Courtesy A. J. Turgeon
This leaf cross section shows the typical anatomy of a grass leaf blade. The upper (adaxial) and lower (abaxial) surfaces are a single layer of epidermal cells. On the adaxial side, a portion of the epidermis may be made up of enlarged, thin-walled cells called bulliform cells. Enclosed within the epidermis are the spongy mesophyll cells which, along with veins, occupy much of the internal volume of the leaf. Finally, the epidermis is permeated by a series of openings, called stomates, through which gaseous exchange between the leaf and the atmosphere can occur.
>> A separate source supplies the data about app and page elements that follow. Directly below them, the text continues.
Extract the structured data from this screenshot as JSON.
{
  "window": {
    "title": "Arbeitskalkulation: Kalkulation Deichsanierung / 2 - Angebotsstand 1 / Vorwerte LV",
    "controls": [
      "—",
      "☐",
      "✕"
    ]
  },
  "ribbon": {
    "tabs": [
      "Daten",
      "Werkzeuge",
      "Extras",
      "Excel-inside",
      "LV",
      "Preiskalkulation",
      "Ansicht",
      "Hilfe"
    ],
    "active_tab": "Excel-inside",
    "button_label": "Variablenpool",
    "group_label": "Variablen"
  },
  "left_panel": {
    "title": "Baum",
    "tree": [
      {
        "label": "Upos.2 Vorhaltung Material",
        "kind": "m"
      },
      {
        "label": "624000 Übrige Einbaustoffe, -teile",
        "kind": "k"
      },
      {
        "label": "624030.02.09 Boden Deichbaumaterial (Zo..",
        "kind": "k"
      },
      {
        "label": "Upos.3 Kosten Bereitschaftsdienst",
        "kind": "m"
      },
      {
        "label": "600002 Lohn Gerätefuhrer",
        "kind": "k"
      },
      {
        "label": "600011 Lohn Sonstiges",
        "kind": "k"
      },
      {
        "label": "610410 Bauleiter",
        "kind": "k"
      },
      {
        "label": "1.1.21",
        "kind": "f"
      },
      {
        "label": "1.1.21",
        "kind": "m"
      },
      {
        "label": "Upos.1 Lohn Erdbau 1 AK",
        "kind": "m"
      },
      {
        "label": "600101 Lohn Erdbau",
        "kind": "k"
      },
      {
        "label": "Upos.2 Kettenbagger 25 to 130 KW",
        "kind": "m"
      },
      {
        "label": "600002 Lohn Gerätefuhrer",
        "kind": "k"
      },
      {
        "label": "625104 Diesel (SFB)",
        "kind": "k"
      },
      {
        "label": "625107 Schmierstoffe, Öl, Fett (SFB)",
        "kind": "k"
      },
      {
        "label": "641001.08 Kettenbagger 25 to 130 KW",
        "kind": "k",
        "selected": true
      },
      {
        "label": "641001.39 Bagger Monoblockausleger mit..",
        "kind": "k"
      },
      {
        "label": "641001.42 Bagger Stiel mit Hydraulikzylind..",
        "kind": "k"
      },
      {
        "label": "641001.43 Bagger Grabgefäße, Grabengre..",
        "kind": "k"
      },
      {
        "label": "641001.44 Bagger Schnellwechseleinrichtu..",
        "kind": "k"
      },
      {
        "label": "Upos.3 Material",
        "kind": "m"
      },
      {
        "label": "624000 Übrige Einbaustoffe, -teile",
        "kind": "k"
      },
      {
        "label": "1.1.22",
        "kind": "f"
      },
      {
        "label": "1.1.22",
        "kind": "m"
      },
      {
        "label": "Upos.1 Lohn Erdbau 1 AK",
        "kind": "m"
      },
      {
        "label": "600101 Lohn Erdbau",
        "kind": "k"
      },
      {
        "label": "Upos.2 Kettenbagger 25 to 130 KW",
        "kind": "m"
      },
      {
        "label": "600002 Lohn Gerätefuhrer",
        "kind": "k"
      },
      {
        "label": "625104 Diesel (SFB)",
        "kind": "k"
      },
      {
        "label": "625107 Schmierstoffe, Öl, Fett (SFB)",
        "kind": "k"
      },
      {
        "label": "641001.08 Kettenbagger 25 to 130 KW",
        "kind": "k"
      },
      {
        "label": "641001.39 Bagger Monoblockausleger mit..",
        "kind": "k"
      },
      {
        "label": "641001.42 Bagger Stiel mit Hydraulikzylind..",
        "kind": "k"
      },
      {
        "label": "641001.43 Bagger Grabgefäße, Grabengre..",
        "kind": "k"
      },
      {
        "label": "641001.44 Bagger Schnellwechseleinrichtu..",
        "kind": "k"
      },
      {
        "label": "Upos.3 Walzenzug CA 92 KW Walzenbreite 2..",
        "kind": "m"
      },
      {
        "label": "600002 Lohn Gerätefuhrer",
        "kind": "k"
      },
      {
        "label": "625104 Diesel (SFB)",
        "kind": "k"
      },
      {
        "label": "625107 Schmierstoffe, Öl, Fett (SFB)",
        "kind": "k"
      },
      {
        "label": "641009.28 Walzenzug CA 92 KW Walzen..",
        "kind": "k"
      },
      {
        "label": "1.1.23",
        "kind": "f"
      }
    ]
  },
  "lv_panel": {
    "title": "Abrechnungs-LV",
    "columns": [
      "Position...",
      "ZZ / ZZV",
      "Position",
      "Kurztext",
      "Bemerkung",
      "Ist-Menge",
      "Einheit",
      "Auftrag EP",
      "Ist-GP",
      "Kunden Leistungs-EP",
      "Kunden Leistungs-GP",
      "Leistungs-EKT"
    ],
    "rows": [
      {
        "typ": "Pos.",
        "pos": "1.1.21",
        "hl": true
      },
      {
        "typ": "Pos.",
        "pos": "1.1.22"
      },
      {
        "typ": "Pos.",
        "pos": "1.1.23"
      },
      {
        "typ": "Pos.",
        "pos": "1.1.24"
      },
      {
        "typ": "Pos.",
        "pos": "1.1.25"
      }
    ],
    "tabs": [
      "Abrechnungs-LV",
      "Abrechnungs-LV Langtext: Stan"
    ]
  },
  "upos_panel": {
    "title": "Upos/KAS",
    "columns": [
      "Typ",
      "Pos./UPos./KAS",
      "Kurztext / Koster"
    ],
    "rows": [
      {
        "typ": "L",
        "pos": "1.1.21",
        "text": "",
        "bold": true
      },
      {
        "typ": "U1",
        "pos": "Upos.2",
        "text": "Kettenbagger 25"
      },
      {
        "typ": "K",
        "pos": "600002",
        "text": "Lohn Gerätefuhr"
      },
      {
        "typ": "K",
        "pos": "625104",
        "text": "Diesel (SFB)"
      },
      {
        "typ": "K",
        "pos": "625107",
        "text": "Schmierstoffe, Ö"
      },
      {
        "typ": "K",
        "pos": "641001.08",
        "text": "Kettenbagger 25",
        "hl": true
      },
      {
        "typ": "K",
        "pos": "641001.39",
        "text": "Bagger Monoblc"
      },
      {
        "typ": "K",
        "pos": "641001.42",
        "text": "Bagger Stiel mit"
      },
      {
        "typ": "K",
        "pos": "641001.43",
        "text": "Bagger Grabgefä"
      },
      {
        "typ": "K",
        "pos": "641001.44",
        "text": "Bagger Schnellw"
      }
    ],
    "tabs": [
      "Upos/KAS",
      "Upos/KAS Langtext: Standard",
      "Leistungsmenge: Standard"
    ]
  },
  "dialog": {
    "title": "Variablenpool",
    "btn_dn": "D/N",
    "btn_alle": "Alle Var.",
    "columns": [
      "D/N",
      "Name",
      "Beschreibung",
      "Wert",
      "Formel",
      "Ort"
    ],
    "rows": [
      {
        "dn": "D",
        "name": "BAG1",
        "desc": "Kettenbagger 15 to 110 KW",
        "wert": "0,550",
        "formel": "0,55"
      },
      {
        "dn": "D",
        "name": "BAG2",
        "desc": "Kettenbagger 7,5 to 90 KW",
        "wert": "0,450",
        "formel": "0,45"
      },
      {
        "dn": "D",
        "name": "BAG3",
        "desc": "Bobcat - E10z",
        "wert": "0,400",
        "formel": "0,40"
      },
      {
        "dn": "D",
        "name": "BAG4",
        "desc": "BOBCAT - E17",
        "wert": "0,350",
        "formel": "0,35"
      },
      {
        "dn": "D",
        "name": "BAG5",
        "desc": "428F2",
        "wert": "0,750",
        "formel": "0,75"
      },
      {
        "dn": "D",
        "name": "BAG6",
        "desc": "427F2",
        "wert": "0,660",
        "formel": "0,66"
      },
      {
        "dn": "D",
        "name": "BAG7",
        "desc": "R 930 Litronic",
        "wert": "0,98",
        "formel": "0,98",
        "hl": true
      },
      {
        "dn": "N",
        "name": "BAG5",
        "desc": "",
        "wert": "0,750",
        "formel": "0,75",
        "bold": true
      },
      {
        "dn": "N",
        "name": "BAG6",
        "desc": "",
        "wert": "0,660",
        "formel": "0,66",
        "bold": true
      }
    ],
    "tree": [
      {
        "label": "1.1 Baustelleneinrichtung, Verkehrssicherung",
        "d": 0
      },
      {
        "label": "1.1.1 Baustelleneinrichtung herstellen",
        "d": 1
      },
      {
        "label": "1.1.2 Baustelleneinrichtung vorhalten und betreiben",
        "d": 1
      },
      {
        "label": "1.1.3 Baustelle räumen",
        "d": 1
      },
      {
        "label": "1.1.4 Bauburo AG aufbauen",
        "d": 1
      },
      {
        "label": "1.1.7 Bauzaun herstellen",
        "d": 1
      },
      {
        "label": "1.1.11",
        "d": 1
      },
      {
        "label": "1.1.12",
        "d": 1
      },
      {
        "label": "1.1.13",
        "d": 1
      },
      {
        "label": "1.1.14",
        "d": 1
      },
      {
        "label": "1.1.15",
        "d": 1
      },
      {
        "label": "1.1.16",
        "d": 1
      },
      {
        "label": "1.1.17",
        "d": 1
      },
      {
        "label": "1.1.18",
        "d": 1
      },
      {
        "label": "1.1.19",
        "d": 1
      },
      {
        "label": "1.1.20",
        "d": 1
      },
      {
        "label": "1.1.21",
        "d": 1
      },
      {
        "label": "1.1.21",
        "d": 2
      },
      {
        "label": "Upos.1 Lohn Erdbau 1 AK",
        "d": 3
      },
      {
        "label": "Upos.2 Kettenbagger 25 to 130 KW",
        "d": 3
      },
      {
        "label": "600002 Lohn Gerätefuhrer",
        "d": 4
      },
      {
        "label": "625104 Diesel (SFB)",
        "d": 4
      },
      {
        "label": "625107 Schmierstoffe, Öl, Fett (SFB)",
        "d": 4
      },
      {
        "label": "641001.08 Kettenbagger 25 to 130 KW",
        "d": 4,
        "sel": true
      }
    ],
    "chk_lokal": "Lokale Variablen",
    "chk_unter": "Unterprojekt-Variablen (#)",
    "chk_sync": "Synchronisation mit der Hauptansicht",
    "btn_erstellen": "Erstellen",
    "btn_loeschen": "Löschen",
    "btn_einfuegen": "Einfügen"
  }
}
Specialized cells, called guard cells, absorb water and change shape to provide the epidermal openings.